> TASK INSTRUCTIONS
Line by line, repeat the material below without any deviation.

════

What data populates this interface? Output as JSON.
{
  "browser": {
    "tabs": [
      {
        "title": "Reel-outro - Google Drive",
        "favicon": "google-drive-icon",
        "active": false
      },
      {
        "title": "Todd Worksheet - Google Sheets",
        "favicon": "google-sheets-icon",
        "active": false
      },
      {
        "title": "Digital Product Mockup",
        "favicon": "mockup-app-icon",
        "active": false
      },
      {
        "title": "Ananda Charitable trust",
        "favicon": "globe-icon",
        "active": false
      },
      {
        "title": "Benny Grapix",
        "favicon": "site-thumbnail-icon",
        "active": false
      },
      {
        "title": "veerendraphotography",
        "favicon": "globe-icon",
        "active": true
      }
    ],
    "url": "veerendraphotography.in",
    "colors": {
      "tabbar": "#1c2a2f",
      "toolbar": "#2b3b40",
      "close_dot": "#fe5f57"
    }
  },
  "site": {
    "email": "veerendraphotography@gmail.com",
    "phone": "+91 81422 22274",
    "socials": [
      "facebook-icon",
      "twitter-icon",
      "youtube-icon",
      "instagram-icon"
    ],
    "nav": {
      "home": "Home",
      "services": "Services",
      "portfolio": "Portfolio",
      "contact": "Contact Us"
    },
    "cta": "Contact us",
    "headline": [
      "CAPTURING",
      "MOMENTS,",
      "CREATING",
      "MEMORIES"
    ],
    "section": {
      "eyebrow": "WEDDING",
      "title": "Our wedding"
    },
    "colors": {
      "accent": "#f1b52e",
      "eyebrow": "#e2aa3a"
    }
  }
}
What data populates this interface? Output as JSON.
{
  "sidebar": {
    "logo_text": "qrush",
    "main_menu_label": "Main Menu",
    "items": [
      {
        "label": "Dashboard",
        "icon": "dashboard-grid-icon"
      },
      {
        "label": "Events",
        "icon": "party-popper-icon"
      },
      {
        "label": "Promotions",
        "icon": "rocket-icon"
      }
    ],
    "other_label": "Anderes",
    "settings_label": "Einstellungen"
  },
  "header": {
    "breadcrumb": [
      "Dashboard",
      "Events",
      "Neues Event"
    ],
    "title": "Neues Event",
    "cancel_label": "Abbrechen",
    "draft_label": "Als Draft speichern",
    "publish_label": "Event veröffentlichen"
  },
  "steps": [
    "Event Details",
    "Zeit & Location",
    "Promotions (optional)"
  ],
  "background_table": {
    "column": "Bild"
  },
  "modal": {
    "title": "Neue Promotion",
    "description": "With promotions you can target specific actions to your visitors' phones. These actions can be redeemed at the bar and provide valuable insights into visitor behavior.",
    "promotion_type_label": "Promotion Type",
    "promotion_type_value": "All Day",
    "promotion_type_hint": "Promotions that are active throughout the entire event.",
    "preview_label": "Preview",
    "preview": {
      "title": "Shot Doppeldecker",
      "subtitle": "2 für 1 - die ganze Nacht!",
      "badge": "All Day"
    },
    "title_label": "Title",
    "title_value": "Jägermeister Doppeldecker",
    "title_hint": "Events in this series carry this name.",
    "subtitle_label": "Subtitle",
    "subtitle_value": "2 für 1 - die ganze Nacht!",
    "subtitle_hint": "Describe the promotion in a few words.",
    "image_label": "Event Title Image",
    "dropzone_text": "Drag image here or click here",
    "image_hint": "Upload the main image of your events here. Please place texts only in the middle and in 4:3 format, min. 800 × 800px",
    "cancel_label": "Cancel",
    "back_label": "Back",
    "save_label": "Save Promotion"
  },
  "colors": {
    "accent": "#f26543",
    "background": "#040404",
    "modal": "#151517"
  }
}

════

> WRITTEN RESPONSE
What data populates this interface? Output as JSON.
{
  "browser": {
    "tabs": [
      {
        "title": "Reel-outro - Google Drive",
        "favicon": "google-drive-icon",
        "active": false
      },
      {
        "title": "Todd Worksheet - Google Sheets",
        "favicon": "google-sheets-icon",
        "active": false
      },
      {
        "title": "Digital Product Mockup",
        "favicon": "mockup-app-icon",
        "active": false
      },
      {
        "title": "Ananda Charitable trust",
        "favicon": "globe-icon",
        "active": false
      },
      {
        "title": "Benny Grapix",
        "favicon": "site-thumbnail-icon",
        "active": false
      },
      {
        "title": "veerendraphotography",
        "favicon": "globe-icon",
        "active": true
      }
    ],
    "url": "veerendraphotography.in",
    "colors": {
      "tabbar": "#1c2a2f",
      "toolbar": "#2b3b40",
      "close_dot": "#fe5f57"
    }
  },
  "site": {
    "email": "veerendraphotography@gmail.com",
    "phone": "+91 81422 22274",
    "socials": [
      "facebook-icon",
      "twitter-icon",
      "youtube-icon",
      "instagram-icon"
    ],
    "nav": {
      "home": "Home",
      "services": "Services",
      "portfolio": "Portfolio",
      "contact": "Contact Us"
    },
    "cta": "Contact us",
    "headline": [
      "CAPTURING",
      "MOMENTS,",
      "CREATING",
      "MEMORIES"
    ],
    "section": {
      "eyebrow": "WEDDING",
      "title": "Our wedding"
    },
    "colors": {
      "accent": "#f1b52e",
      "eyebrow": "#e2aa3a"
    }
  }
}
What data populates this interface? Output as JSON.
{
  "sidebar": {
    "logo_text": "qrush",
    "main_menu_label": "Main Menu",
    "items": [
      {
        "label": "Dashboard",
        "icon": "dashboard-grid-icon"
      },
      {
        "label": "Events",
        "icon": "party-popper-icon"
      },
      {
        "label": "Promotions",
        "icon": "rocket-icon"
      }
    ],
    "other_label": "Anderes",
    "settings_label": "Einstellungen"
  },
  "header": {
    "breadcrumb": [
      "Dashboard",
      "Events",
      "Neues Event"
    ],
    "title": "Neues Event",
    "cancel_label": "Abbrechen",
    "draft_label": "Als Draft speichern",
    "publish_label": "Event veröffentlichen"
  },
  "steps": [
    "Event Details",
    "Zeit & Location",
    "Promotions (optional)"
  ],
  "background_table": {
    "column": "Bild"
  },
  "modal": {
    "title": "Neue Promotion",
    "description": "With promotions you can target specific actions to your visitors' phones. These actions can be redeemed at the bar and provide valuable insights into visitor behavior.",
    "promotion_type_label": "Promotion Type",
    "promotion_type_value": "All Day",
    "promotion_type_hint": "Promotions that are active throughout the entire event.",
    "preview_label": "Preview",
    "preview": {
      "title": "Shot Doppeldecker",
      "subtitle": "2 für 1 - die ganze Nacht!",
      "badge": "All Day"
    },
    "title_label": "Title",
    "title_value": "Jägermeister Doppeldecker",
    "title_hint": "Events in this series carry this name.",
    "subtitle_label": "Subtitle",
    "subtitle_value": "2 für 1 - die ganze Nacht!",
    "subtitle_hint": "Describe the promotion in a few words.",
    "image_label": "Event Title Image",
    "dropzone_text": "Drag image here or click here",
    "image_hint": "Upload the main image of your events here. Please place texts only in the middle and in 4:3 format, min. 800 × 800px",
    "cancel_label": "Cancel",
    "back_label": "Back",
    "save_label": "Save Promotion"
  },
  "colors": {
    "accent": "#f26543",
    "background": "#040404",
    "modal": "#151517"
  }
}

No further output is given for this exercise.